Top Private Commercial Banks
In 2004, the ratio of banking assets to GDP was 42. 5%, the ratio of household sector deposits to GDP was 11. 7% and the banking sector capital to GDP was 5. 6 % (CBR, 2005). As mentioned above, commercial banks’ activities are mainly concentrated and limited to deposits, funds, and personal loans of households as shown in figure 1 which indicates the concentration of activities of banks in Russia.
The Russian banking system can be traced back as early 1754 with its very first banks, The Gentry Credit Bank established in St.Petersburg and The Merchants Bank in Moscow. These banks functioned as lenders to land owners and the treasury of the Russian Government (Perspectives, 2003). Savings in the bank business only began in 1841 that led to the establishment of about 40 savings offices in major cities across the country to provide low income groups with access to an organised savings system (Perspectives, 2003). Private commercial banks also began operating that by the late 19th century, there were 39 commercial joint-stock banks with 242 branches (Perspectives, 2003).
It was also during this period that the development of capitalism emerged due to the industrial boom. Before the World War 1, Russia enjoyed a
The banking system had undergone reforms including reorganisation of the existing banks into new specialised state-controlled lending institutions dedicated to specific economic sectors and in the 1990s, the creation of the two-tier commercial banking system: the first tier is the Central Bank of Russia and the second tier is the commercial banks and other financial institutions.
Specialised banks were also reorganized, making it open to any kinds of customer regardless of what sector, resulting to the rapid growth of new commercial banks not until 1996 when there was a huge imbalanced between the growth rate of investments in state securities and the investments in lending. In 1998, Russia was in deep crisis due to domestic and foreign debts. State securities had accounted for major share of Russian banks’ assets thus loss of liquidity occurred, creating panic among customers and resulting to mass withdrawal of deposits which paralysed the banking system (Perspectives, 2003).

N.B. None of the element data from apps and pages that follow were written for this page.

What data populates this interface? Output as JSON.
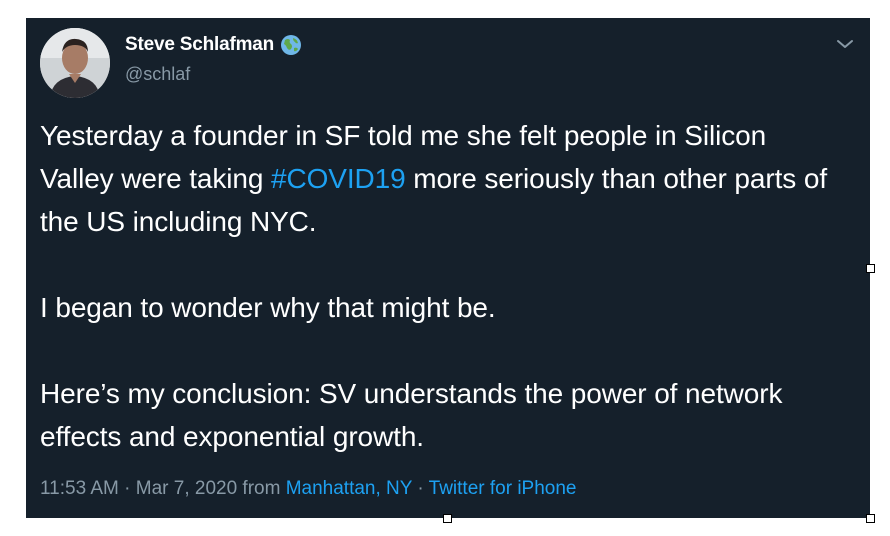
{
  "tweet": {
    "author_name": "Steve Schlafman",
    "author_handle": "@schlaf",
    "badge_icon": "globe-icon",
    "menu_icon": "chevron-down-icon",
    "paragraphs": [
      {
        "before": "Yesterday a founder in SF told me she felt people in Silicon Valley were taking ",
        "hashtag": "#COVID19",
        "after": " more seriously than other parts of the US including NYC."
      },
      {
        "text": "I began to wonder why that might be."
      },
      {
        "text": "Here’s my conclusion: SV understands the power of network effects and exponential growth."
      }
    ],
    "time": "11:53 AM · Mar 7, 2020 from ",
    "location": "Manhattan, NY",
    "separator": " · ",
    "source": "Twitter for iPhone"
  },
  "colors": {
    "background": "#15202b",
    "link": "#1da1f2",
    "secondary_text": "#8899a6"
  }
}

The raise liquidity, the Central Bank bought government bonds from major banks and provided them with direct loans while depositors’ problems were solved by transferring their deposits to and some commercial bank’s assets to Sberbank which was one of the few banks that has avoided default on their obligations to customers (Perspectives, 2003). The crisis was overcome by reorganisations and programs, commercial banks have learned to adopt practices and strategies while the central bank adopted the “The Russian Banking Sector Development Strategy” in 2001 that primary aim to improve supervision over commercial banks.
The Financial Market At present, there are about 12 stock exchanges in the Russian market especially in Moscow where the trading floor of the Moscow International Currency Exchange (MICEX) and the Moscow Stock Exchange are located. Outside Moscow, there are regional stock exchanges centres with very low trade volumes. In 2000, the Russian Trading System (RTS) was dominated by the telecommunication (33%), energy (23%), oil and gas (14%), and engineering sector (12%) (Volkov, 2002).
The securities markets in the country provide a significant part in the corporate finance since commercial banks cannot provide corporate financial assistance. Trading volumes are concentrated on the six most liquid companies listed in the Russian Trading System (RTS): RAO UES, LUKoil, NorNickel, Surgutneftgaz, Yukos, and Sibneft which account for about 80% of value traded on the RTS (Standard and Poor’s, 2003).